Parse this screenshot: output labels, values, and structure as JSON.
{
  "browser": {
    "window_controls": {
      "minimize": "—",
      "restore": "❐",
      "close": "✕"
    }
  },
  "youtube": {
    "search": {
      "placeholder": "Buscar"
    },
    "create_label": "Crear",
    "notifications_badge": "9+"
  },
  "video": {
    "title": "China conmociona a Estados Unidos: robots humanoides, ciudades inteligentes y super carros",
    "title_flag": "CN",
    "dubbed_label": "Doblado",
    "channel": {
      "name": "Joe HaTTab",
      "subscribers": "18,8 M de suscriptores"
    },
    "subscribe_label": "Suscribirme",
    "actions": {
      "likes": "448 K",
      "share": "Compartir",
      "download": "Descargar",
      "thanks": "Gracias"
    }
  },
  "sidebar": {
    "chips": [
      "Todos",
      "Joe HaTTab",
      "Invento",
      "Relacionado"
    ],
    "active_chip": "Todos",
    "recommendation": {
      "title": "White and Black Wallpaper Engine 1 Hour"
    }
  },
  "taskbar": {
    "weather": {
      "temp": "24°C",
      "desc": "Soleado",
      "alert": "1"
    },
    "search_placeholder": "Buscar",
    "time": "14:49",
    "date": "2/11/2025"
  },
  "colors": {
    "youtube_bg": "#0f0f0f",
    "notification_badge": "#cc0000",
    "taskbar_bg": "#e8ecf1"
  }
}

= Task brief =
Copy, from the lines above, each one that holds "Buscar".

= Written reply =
      "placeholder": "Buscar"
    "search_placeholder": "Buscar",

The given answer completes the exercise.